On arrival, the learners were divided into two groups before being given a tour of the Elwandle Node facilities and the equipment used by scientists to collect data. Members of the science engagement team explained the applications of the different types of equipment used for collecting observational data. These included a CTD (an oceanography instrument used to measure the electrical conductivity, temperature and pressure of seawater), floats and a secchii disc.

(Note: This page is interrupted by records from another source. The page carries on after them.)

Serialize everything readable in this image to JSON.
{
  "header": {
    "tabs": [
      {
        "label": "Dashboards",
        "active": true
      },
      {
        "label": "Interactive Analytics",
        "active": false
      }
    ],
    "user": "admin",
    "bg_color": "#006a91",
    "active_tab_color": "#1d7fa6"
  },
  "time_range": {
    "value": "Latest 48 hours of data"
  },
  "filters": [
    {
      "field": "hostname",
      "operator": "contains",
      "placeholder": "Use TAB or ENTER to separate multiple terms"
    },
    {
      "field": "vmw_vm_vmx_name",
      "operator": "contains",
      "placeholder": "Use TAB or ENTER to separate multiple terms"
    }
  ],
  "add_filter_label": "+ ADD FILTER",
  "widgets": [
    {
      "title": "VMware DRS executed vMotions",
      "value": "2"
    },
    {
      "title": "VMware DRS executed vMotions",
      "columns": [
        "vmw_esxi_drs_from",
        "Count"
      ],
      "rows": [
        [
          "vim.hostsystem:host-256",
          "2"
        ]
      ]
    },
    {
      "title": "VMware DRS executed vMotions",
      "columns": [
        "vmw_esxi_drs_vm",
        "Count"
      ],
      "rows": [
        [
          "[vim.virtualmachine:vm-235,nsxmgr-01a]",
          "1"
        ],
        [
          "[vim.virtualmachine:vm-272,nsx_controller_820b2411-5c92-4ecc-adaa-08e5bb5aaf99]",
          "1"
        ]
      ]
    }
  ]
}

SAASTA volunteer Oko Sotshongaye showcased the different microscopes used by marine biologists to look at various organisms from the oceans, such as the stereo and compound microscopes. The learners then interacted with Tarryn Swartbooi, who works at the biochemistry laboratory. Tarryn showed them how the spectrophotometer works. The budding scientists were also taken to the auto analyser room where heavy metals are analysed. Tarryn explained that experiments on water contamination are conducted for environmental management purposes. Exposure to the laboratory made learners think of many nutrients in water they were not aware they could find in a sample of water.

Tarryn Swartbooi (left) demonstrates to the learners how the spectrometer at the Elwandle Node biochemistry laboratory works (Photo: Elwandle Node)

SAASTA volunteer Oko Sotshongaye (left) showcases the different microscopes used by marine biologists to look at various organisms from the oceans (Photo: Elwandle Node)

Collecting data on the rocky shores 

The learners were then taken to the rocky shores at Schoenmakerskop, Gqeberha, to be exposed to what scientists do when they are out in the field. The trip to the rocky shores was also aimed at introducing the learners to scientific methods in line with what the marine science curriculum requires them to do in the classroom.

The learners were divided into three groups of five learners each to collect data. Each group was guided through the procedures, including being gentle when touching the organisms. Each group was given an identification book and a recording sheet to collect data in a specific quadrat. The learners sampled three stations per zone, identified species found in the quadrat and recorded a percentage cover for seaweeds and counts for animals.

As this field trip was only for a day, learners had to take the data collected on the rocky shores to school and analyse it to make sense of their findings or to interpret the data and the science behind it. This one-day field trip exposed learners to real science and tapped into the learners’ scientific process skills.

The excited learners and educators left with new knowledge derived from a hands-on scientific inquiry activity and were looking forward to interpreting the data collected on the rocky shores.

Lulama Matshamba (left) and Oko Sotshongaye (right) assist their respective groups in species identification (Photos: Elwandle Node)